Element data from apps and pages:
-- Opening Marker --

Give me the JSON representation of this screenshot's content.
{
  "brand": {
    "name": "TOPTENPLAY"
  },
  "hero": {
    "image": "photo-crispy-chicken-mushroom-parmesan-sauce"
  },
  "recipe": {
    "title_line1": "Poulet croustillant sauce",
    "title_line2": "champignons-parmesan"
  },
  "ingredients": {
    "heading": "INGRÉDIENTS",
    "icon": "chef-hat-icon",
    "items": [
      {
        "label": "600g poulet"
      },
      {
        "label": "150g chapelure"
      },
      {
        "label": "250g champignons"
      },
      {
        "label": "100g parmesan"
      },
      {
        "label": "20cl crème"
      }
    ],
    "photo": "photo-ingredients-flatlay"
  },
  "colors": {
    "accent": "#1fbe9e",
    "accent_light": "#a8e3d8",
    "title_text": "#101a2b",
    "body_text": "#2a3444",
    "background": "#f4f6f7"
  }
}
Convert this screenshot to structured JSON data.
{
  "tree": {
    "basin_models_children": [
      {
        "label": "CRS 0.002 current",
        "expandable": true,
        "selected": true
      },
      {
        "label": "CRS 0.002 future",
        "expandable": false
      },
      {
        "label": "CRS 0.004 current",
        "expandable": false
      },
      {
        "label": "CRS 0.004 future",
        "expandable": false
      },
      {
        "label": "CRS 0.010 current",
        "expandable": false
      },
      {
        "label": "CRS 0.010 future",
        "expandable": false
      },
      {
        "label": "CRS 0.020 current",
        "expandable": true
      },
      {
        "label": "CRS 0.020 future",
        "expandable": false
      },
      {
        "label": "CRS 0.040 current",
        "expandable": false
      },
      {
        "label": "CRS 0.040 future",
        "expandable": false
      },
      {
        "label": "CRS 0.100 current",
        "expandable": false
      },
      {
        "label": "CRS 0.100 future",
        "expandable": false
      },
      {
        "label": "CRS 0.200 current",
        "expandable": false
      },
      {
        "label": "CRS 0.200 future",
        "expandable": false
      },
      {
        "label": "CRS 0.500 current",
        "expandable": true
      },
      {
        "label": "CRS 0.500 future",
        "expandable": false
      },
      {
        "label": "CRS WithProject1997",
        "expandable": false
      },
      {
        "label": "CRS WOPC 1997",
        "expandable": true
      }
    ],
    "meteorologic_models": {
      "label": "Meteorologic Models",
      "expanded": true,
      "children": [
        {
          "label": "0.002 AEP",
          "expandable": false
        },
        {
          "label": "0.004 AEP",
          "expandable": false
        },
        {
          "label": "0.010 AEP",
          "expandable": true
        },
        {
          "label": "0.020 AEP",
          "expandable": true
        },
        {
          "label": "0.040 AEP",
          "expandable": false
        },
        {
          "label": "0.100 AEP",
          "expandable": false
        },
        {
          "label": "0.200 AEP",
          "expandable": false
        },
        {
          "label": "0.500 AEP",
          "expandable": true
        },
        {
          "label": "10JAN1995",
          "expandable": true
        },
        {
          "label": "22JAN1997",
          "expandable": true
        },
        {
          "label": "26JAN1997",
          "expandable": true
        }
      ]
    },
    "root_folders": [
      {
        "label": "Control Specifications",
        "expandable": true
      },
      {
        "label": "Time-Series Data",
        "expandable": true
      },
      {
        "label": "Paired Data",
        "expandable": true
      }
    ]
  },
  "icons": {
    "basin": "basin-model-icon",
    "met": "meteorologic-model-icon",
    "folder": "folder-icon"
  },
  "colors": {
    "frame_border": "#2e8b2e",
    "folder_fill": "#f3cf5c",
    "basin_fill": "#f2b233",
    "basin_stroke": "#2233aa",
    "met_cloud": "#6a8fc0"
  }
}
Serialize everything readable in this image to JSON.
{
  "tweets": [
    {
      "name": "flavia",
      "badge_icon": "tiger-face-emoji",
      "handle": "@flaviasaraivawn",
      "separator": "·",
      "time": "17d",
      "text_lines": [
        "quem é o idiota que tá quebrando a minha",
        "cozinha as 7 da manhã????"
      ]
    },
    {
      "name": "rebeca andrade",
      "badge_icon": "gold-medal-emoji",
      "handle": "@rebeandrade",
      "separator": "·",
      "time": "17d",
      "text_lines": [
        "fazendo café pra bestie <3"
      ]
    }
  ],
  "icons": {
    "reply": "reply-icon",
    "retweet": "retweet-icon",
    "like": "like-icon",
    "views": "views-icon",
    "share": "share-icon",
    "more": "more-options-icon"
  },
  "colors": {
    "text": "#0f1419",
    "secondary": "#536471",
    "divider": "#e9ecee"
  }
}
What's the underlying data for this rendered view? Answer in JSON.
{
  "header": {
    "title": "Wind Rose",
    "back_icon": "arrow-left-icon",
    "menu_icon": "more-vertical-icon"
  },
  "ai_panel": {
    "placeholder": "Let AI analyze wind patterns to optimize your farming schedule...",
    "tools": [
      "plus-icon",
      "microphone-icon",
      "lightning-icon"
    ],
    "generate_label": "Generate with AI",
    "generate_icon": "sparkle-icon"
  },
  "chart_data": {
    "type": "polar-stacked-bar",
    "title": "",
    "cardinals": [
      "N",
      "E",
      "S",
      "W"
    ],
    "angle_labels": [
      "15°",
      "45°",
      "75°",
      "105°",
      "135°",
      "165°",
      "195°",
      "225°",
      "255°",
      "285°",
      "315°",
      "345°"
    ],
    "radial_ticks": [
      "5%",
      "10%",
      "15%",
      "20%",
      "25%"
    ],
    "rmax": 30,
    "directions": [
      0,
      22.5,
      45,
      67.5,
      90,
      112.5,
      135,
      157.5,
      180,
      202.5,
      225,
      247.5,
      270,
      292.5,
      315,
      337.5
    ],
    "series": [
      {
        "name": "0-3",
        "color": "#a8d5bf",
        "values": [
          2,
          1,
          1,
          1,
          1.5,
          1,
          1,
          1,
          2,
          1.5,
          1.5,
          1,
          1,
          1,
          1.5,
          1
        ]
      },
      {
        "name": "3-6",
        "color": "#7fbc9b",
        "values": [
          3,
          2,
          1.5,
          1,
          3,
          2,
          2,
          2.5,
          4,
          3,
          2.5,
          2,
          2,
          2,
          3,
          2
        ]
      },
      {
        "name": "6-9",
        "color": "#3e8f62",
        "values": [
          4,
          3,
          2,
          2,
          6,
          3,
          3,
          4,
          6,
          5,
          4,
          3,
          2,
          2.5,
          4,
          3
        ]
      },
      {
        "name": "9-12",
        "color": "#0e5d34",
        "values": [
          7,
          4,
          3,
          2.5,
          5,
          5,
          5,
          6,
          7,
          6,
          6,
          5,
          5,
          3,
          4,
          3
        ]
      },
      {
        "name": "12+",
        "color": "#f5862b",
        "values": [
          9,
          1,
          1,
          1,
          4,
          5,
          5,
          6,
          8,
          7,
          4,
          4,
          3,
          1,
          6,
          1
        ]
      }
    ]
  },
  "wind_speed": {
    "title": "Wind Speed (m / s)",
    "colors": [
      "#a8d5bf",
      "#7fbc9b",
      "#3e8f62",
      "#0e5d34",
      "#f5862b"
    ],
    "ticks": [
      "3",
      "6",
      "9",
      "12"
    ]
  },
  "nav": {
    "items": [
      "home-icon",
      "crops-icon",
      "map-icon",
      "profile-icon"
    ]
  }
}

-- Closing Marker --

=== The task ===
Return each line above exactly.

=== Response area ===
Give me the JSON representation of this screenshot's content.
{
  "brand": {
    "name": "TOPTENPLAY"
  },
  "hero": {
    "image": "photo-crispy-chicken-mushroom-parmesan-sauce"
  },
  "recipe": {
    "title_line1": "Poulet croustillant sauce",
    "title_line2": "champignons-parmesan"
  },
  "ingredients": {
    "heading": "INGRÉDIENTS",
    "icon": "chef-hat-icon",
    "items": [
      {
        "label": "600g poulet"
      },
      {
        "label": "150g chapelure"
      },
      {
        "label": "250g champignons"
      },
      {
        "label": "100g parmesan"
      },
      {
        "label": "20cl crème"
      }
    ],
    "photo": "photo-ingredients-flatlay"
  },
  "colors": {
    "accent": "#1fbe9e",
    "accent_light": "#a8e3d8",
    "title_text": "#101a2b",
    "body_text": "#2a3444",
    "background": "#f4f6f7"
  }
}
Convert this screenshot to structured JSON data.
{
  "tree": {
    "basin_models_children": [
      {
        "label": "CRS 0.002 current",
        "expandable": true,
        "selected": true
      },
      {
        "label": "CRS 0.002 future",
        "expandable": false
      },
      {
        "label": "CRS 0.004 current",
        "expandable": false
      },
      {
        "label": "CRS 0.004 future",
        "expandable": false
      },
      {
        "label": "CRS 0.010 current",
        "expandable": false
      },
      {
        "label": "CRS 0.010 future",
        "expandable": false
      },
      {
        "label": "CRS 0.020 current",
        "expandable": true
      },
      {
        "label": "CRS 0.020 future",
        "expandable": false
      },
      {
        "label": "CRS 0.040 current",
        "expandable": false
      },
      {
        "label": "CRS 0.040 future",
        "expandable": false
      },
      {
        "label": "CRS 0.100 current",
        "expandable": false
      },
      {
        "label": "CRS 0.100 future",
        "expandable": false
      },
      {
        "label": "CRS 0.200 current",
        "expandable": false
      },
      {
        "label": "CRS 0.200 future",
        "expandable": false
      },
      {
        "label": "CRS 0.500 current",
        "expandable": true
      },
      {
        "label": "CRS 0.500 future",
        "expandable": false
      },
      {
        "label": "CRS WithProject1997",
        "expandable": false
      },
      {
        "label": "CRS WOPC 1997",
        "expandable": true
      }
    ],
    "meteorologic_models": {
      "label": "Meteorologic Models",
      "expanded": true,
      "children": [
        {
          "label": "0.002 AEP",
          "expandable": false
        },
        {
          "label": "0.004 AEP",
          "expandable": false
        },
        {
          "label": "0.010 AEP",
          "expandable": true
        },
        {
          "label": "0.020 AEP",
          "expandable": true
        },
        {
          "label": "0.040 AEP",
          "expandable": false
        },
        {
          "label": "0.100 AEP",
          "expandable": false
        },
        {
          "label": "0.200 AEP",
          "expandable": false
        },
        {
          "label": "0.500 AEP",
          "expandable": true
        },
        {
          "label": "10JAN1995",
          "expandable": true
        },
        {
          "label": "22JAN1997",
          "expandable": true
        },
        {
          "label": "26JAN1997",
          "expandable": true
        }
      ]
    },
    "root_folders": [
      {
        "label": "Control Specifications",
        "expandable": true
      },
      {
        "label": "Time-Series Data",
        "expandable": true
      },
      {
        "label": "Paired Data",
        "expandable": true
      }
    ]
  },
  "icons": {
    "basin": "basin-model-icon",
    "met": "meteorologic-model-icon",
    "folder": "folder-icon"
  },
  "colors": {
    "frame_border": "#2e8b2e",
    "folder_fill": "#f3cf5c",
    "basin_fill": "#f2b233",
    "basin_stroke": "#2233aa",
    "met_cloud": "#6a8fc0"
  }
}
Serialize everything readable in this image to JSON.
{
  "tweets": [
    {
      "name": "flavia",
      "badge_icon": "tiger-face-emoji",
      "handle": "@flaviasaraivawn",
      "separator": "·",
      "time": "17d",
      "text_lines": [
        "quem é o idiota que tá quebrando a minha",
        "cozinha as 7 da manhã????"
      ]
    },
    {
      "name": "rebeca andrade",
      "badge_icon": "gold-medal-emoji",
      "handle": "@rebeandrade",
      "separator": "·",
      "time": "17d",
      "text_lines": [
        "fazendo café pra bestie <3"
      ]
    }
  ],
  "icons": {
    "reply": "reply-icon",
    "retweet": "retweet-icon",
    "like": "like-icon",
    "views": "views-icon",
    "share": "share-icon",
    "more": "more-options-icon"
  },
  "colors": {
    "text": "#0f1419",
    "secondary": "#536471",
    "divider": "#e9ecee"
  }
}
What's the underlying data for this rendered view? Answer in JSON.
{
  "header": {
    "title": "Wind Rose",
    "back_icon": "arrow-left-icon",
    "menu_icon": "more-vertical-icon"
  },
  "ai_panel": {
    "placeholder": "Let AI analyze wind patterns to optimize your farming schedule...",
    "tools": [
      "plus-icon",
      "microphone-icon",
      "lightning-icon"
    ],
    "generate_label": "Generate with AI",
    "generate_icon": "sparkle-icon"
  },
  "chart_data": {
    "type": "polar-stacked-bar",
    "title": "",
    "cardinals": [
      "N",
      "E",
      "S",
      "W"
    ],
    "angle_labels": [
      "15°",
      "45°",
      "75°",
      "105°",
      "135°",
      "165°",
      "195°",
      "225°",
      "255°",
      "285°",
      "315°",
      "345°"
    ],
    "radial_ticks": [
      "5%",
      "10%",
      "15%",
      "20%",
      "25%"
    ],
    "rmax": 30,
    "directions": [
      0,
      22.5,
      45,
      67.5,
      90,
      112.5,
      135,
      157.5,
      180,
      202.5,
      225,
      247.5,
      270,
      292.5,
      315,
      337.5
    ],
    "series": [
      {
        "name": "0-3",
        "color": "#a8d5bf",
        "values": [
          2,
          1,
          1,
          1,
          1.5,
          1,
          1,
          1,
          2,
          1.5,
          1.5,
          1,
          1,
          1,
          1.5,
          1
        ]
      },
      {
        "name": "3-6",
        "color": "#7fbc9b",
        "values": [
          3,
          2,
          1.5,
          1,
          3,
          2,
          2,
          2.5,
          4,
          3,
          2.5,
          2,
          2,
          2,
          3,
          2
        ]
      },
      {
        "name": "6-9",
        "color": "#3e8f62",
        "values": [
          4,
          3,
          2,
          2,
          6,
          3,
          3,
          4,
          6,
          5,
          4,
          3,
          2,
          2.5,
          4,
          3
        ]
      },
      {
        "name": "9-12",
        "color": "#0e5d34",
        "values": [
          7,
          4,
          3,
          2.5,
          5,
          5,
          5,
          6,
          7,
          6,
          6,
          5,
          5,
          3,
          4,
          3
        ]
      },
      {
        "name": "12+",
        "color": "#f5862b",
        "values": [
          9,
          1,
          1,
          1,
          4,
          5,
          5,
          6,
          8,
          7,
          4,
          4,
          3,
          1,
          6,
          1
        ]
      }
    ]
  },
  "wind_speed": {
    "title": "Wind Speed (m / s)",
    "colors": [
      "#a8d5bf",
      "#7fbc9b",
      "#3e8f62",
      "#0e5d34",
      "#f5862b"
    ],
    "ticks": [
      "3",
      "6",
      "9",
      "12"
    ]
  },
  "nav": {
    "items": [
      "home-icon",
      "crops-icon",
      "map-icon",
      "profile-icon"
    ]
  }
}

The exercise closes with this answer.